* [What is needed]:
Copy each line below in which the string "true" appears.

[[ Source material open ]]

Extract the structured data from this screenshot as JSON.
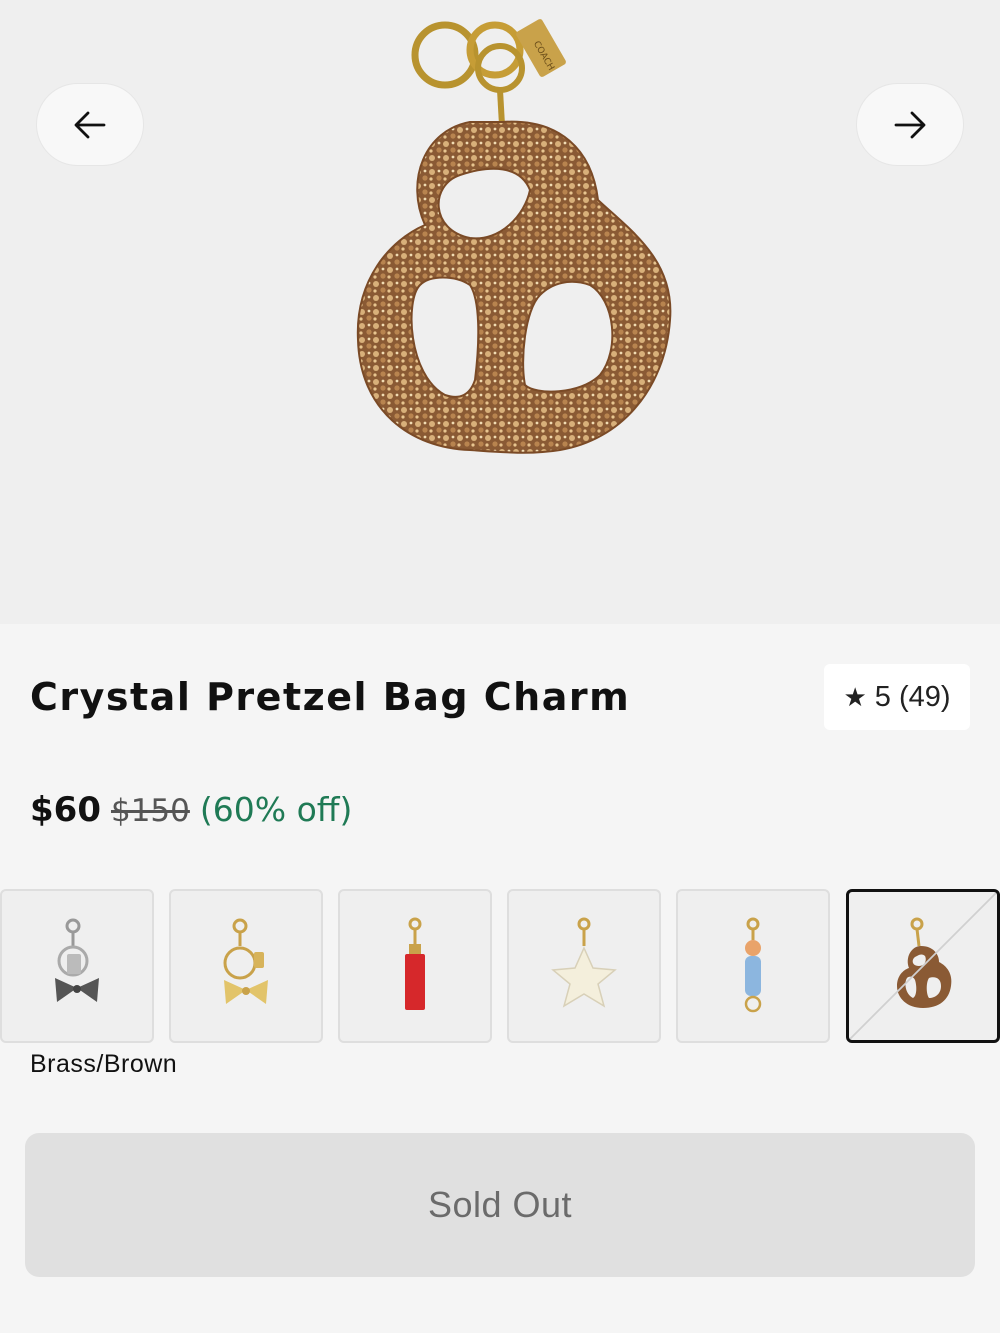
{
  "gallery": {
    "prev_icon": "arrow-left-icon",
    "next_icon": "arrow-right-icon",
    "brand_tag_text": "COACH"
  },
  "product": {
    "title": "Crystal Pretzel Bag Charm",
    "rating": {
      "icon": "star-icon",
      "score": "5",
      "count": "(49)"
    },
    "price": {
      "current": "$60",
      "original": "$150",
      "discount": "(60% off)"
    },
    "selected_color": "Brass/Brown"
  },
  "swatches": [
    {
      "name": "silver-bow-charm"
    },
    {
      "name": "gold-bow-charm"
    },
    {
      "name": "red-lipstick-charm"
    },
    {
      "name": "cream-star-charm"
    },
    {
      "name": "blue-character-charm"
    },
    {
      "name": "crystal-pretzel-charm",
      "selected": true,
      "unavailable": true
    }
  ],
  "cta": {
    "label": "Sold Out"
  },
  "colors": {
    "discount": "#1f7a55",
    "cta_bg": "#e0e0e0",
    "cta_text": "#6b6b6b"
  }
}
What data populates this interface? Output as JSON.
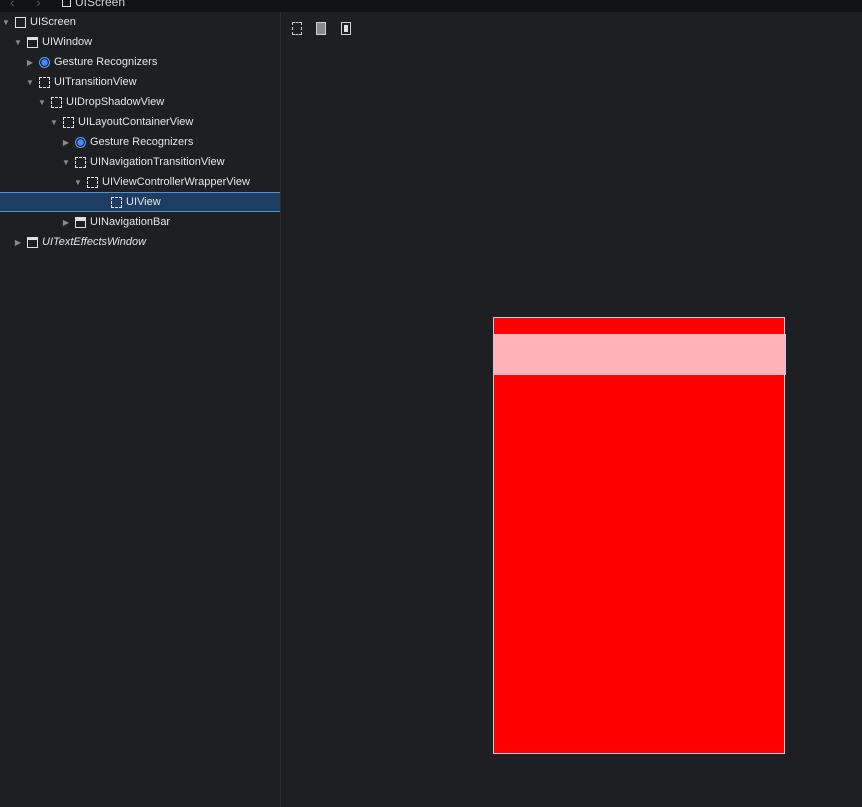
{
  "breadcrumb": {
    "label": "UIScreen"
  },
  "tree": [
    {
      "label": "UIScreen",
      "icon": "screen-icon",
      "disclosure": "expanded",
      "depth": 0
    },
    {
      "label": "UIWindow",
      "icon": "window-icon",
      "disclosure": "expanded",
      "depth": 1
    },
    {
      "label": "Gesture Recognizers",
      "icon": "gesture-icon",
      "disclosure": "collapsed",
      "depth": 2
    },
    {
      "label": "UITransitionView",
      "icon": "view-icon",
      "disclosure": "expanded",
      "depth": 2
    },
    {
      "label": "UIDropShadowView",
      "icon": "view-icon",
      "disclosure": "expanded",
      "depth": 3
    },
    {
      "label": "UILayoutContainerView",
      "icon": "view-icon",
      "disclosure": "expanded",
      "depth": 4
    },
    {
      "label": "Gesture Recognizers",
      "icon": "gesture-icon",
      "disclosure": "collapsed",
      "depth": 5
    },
    {
      "label": "UINavigationTransitionView",
      "icon": "view-icon",
      "disclosure": "expanded",
      "depth": 5
    },
    {
      "label": "UIViewControllerWrapperView",
      "icon": "view-icon",
      "disclosure": "expanded",
      "depth": 6
    },
    {
      "label": "UIView",
      "icon": "view-icon",
      "disclosure": "none",
      "depth": 8,
      "selected": true
    },
    {
      "label": "UINavigationBar",
      "icon": "navbar-icon",
      "disclosure": "collapsed",
      "depth": 5
    },
    {
      "label": "UITextEffectsWindow",
      "icon": "window-icon",
      "disclosure": "collapsed",
      "depth": 1,
      "italic": true
    }
  ],
  "toolbar": {
    "tools": [
      "wireframe-icon",
      "content-icon",
      "wireframe-content-icon"
    ]
  },
  "colors": {
    "device_fill": "#ff0000",
    "navbar_fill": "#ffb3b6",
    "selection": "#1e3d63",
    "gesture": "#3d8bff"
  }
}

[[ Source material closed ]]

* [Solution below]:
      "selected": true,
      "unavailable": true
      "selected": true
      "italic": true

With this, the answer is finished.